    113134  FROM ticket t
    114135     LEFT OUTER JOIN ticket_custom c ON (t.id = c.ticket AND c.name = 'progress')
     
    120141Note in particular the `LEFT OUTER JOIN` statement here.
    121142
    122 Note that if your config file uses an '''uppercase''' name:
    123 {{{#!ini
     143Note that if your config file uses an uppercase name, e.g.,
     144{{{
    124145[ticket-custom]
    125146
    126147Progress_Type = text
    127148}}}
    128 you would use '''lowercase''' in the SQL: `AND c.name = 'progress_type'`.
     149you would use lowercase in the SQL: `AND c.name = 'progress_type'`
    129150
    130151=== Updating the database
    131152
    132 As noted above, any tickets created before a custom field has been defined will not have a value for that field. Here is some SQL (tested with SQLite) that you can run directly on the Trac database to set an initial value for custom ticket fields. It inserts the default value of 'None' into a custom field called 'request_source' for all tickets that have no existing value:
     153As noted above, any tickets created before a custom field has been defined will not have a value for that field. Here's a bit of SQL (tested with SQLite) that you can run directly on the Trac database to set an initial value for custom ticket fields. Inserts the default value of 'None' into a custom field called 'request_source' for all tickets that have no existing value:
    133154
    134 {{{#!sql
     155{{{
     156#!sql
    135157INSERT INTO ticket_custom
    136158   (ticket, name, value)
     
    147169If you added multiple custom fields at different points in time, you should be more specific in the subquery on table {{{ticket}}} by adding the exact custom field name to the query:

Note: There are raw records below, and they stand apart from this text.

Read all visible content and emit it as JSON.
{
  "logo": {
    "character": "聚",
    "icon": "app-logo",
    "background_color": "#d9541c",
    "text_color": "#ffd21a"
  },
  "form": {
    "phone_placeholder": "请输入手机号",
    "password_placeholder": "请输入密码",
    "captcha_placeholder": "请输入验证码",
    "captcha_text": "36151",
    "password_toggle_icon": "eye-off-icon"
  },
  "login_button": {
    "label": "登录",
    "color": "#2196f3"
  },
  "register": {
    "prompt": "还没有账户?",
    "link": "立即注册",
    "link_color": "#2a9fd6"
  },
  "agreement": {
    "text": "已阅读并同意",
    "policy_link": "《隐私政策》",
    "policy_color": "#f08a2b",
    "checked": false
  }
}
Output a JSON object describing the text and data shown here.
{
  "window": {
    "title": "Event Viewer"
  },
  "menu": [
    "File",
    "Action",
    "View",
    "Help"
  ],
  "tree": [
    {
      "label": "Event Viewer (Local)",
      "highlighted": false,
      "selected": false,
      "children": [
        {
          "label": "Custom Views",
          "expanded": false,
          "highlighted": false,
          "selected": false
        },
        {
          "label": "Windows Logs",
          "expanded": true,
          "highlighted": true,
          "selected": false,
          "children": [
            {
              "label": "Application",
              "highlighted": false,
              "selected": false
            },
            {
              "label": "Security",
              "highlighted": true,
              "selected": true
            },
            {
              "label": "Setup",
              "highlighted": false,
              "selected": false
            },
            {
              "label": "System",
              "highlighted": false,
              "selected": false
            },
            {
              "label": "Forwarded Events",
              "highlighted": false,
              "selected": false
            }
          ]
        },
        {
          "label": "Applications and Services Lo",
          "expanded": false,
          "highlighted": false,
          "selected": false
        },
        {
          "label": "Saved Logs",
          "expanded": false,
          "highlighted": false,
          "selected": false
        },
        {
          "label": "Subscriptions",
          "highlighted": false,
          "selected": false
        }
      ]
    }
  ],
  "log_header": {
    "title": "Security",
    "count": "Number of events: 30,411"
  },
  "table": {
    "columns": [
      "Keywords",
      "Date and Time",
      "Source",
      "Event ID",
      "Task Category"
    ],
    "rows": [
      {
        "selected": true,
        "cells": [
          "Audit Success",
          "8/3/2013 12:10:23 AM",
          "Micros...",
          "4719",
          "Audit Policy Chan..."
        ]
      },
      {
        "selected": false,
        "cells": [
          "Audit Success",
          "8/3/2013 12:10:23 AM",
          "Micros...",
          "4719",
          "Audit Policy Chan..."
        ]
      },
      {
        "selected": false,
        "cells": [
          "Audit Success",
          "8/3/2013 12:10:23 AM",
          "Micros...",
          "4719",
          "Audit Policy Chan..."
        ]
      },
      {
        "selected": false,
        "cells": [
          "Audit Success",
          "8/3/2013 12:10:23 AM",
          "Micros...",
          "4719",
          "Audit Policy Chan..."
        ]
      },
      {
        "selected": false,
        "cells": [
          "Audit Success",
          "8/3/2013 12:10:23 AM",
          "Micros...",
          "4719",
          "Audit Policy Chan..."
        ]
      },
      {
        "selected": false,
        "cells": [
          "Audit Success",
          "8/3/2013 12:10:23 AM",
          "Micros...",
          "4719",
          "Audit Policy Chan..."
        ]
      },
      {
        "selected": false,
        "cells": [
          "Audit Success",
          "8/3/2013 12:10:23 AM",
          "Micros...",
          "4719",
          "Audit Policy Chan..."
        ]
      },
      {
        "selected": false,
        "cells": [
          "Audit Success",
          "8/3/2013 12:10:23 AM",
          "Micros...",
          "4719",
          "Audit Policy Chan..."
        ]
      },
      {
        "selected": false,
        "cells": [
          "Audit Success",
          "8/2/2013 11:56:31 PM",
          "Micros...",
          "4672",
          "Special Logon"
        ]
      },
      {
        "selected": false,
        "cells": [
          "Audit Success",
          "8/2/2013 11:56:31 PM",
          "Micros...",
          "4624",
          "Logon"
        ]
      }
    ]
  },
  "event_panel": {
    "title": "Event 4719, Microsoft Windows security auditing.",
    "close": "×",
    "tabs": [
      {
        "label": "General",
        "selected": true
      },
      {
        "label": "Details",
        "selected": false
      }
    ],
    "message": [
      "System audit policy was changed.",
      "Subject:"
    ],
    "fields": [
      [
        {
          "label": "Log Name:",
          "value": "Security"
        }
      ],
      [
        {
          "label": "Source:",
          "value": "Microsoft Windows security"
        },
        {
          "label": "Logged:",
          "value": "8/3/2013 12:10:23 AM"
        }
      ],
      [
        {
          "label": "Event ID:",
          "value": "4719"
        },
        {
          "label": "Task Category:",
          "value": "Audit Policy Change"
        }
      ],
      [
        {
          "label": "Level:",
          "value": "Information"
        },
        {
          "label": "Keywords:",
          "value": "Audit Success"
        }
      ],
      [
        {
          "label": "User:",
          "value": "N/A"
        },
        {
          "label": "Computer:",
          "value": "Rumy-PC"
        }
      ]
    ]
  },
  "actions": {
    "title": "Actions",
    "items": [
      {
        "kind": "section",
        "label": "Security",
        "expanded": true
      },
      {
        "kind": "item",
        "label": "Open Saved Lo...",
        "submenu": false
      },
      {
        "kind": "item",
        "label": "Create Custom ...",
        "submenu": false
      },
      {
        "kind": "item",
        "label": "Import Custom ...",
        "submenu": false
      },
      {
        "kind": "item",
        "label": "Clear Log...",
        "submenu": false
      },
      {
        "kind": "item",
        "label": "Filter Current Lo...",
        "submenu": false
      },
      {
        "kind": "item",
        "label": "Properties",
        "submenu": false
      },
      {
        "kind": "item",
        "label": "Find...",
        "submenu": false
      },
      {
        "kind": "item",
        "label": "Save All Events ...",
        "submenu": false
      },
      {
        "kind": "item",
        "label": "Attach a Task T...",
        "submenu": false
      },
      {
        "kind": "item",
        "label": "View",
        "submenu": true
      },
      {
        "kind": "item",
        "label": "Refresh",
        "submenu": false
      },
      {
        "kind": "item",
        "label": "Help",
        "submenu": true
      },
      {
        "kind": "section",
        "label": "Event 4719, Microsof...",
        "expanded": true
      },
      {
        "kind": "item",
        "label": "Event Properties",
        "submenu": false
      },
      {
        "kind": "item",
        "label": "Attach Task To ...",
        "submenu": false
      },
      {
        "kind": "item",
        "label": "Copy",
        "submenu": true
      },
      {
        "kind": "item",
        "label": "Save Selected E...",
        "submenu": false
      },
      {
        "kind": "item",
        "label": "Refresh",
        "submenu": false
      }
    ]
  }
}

    148170
    149 {{{#!sql
     171{{{
     172#!sql
    150173INSERT INTO ticket_custom
    151174   (ticket, name, value)